  • Continuing professional development (CPD): FAPs generally demonstrated CPD plans with a diverse range of planned learning. Gaps were identified where some FAPs relied solely on product webinars, did not consider regulatory framework updates, and did not complete any analysis of knowledge gaps. 
  • Compliance oversight: FAPs generally used good tools and technology for the implementation of compliance oversight. Class 1 FAPs with registers generally demonstrated an outline of their duties and obligations alongside their policy processes. Class 2 FAPs often demonstrated a good compliance assurance programme (CAP) that covered all necessary compliance obligations.
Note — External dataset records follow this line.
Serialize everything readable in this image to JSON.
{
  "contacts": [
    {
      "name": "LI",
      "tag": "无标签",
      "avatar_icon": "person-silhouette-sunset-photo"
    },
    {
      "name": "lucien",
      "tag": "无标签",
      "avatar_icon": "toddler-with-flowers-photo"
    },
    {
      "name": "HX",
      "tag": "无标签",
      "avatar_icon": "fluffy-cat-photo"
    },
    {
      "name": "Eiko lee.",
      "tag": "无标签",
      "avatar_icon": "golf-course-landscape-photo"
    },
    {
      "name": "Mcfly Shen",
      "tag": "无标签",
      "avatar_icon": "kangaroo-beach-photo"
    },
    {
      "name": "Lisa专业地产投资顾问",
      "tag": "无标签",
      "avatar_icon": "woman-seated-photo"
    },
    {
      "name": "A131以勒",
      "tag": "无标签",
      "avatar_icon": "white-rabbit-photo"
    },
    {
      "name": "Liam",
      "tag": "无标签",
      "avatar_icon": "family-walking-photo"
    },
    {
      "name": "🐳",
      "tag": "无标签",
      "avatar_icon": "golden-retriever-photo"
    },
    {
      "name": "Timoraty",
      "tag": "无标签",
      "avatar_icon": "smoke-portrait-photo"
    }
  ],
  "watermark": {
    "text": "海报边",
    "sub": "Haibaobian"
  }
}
Gaps were identified where oversight was insufficient or was not conducted at all, and where oversight frameworks were poorly designed and failed to account for risk, advice quality, and where FAPs with a CAP in place did not follow it in practice.
  • Record keeping: FAPs generally demonstrated effective customer relationship management (CRM) which met the needs of their clients dependent on size and complexity, therefore providing recording keeping practices and advice to clients more efficiently and effectively. Gaps were identified around the insufficient documentation of client interactions, disclosures, grounds for advice, conversations between FAPs and clients around risks and limitations, and steps taken to ensure client understanding. 
  • Complaints: FAPs generally had robust complaints processes proportionate to their business’s size. Gaps were identified where FAPs did not have a good understanding of a complaint, where complaints processes were not being followed by FAPs, where complaints were not being recorded, where complaints management roles and responsibilities were unclear, and where there was limited oversight and reporting to management and the board about underlying systematic issues. 
  • Business continuity and technology systems: Most monitored FAPs had a business continuity plan (BCP) that was appropriate for the size and scale of their business. Gaps were identified where some FAPs’ BCPs were narrow in scope, failed to sufficiently address personal risk, were not reviewed or tested annually, were not sufficient for the size and scale of the business and risk identified, and did not identify how critical technology systems would be recovered and restored.
Our view

We see the Report as a good opportunity for all FAPs to consider their practices in relation to the key focus areas of the Regime, and review and implement any changes to their practices or processes in relation to the Report’s findings. The Report will enable FAPs to address areas of weakness which see them run the risk of delivering poor outcomes to their clients, and risk regulatory intervention where compliance is poor. FAPs should read the Report and consider the ways that its insights can be used to make improvements to their business operations, where the willingness of FAPs to adapt their businesses to meet the new requirements under the Regime will work towards the strengthening of the sector as a whole.

What next?

The FMA will continue to engage with the advice sector based on the Report’s findings. This will ensure that FAPs have the opportunity to reflect on their own processes, and determine where their processes exceed, and where they fall short, of those of other FAPs.

Our experts would be happy to discuss any aspect of the Report or Regime outlined above.


This article was co-authored by Andrew Walker, a Law Clerk in our Financial Services team.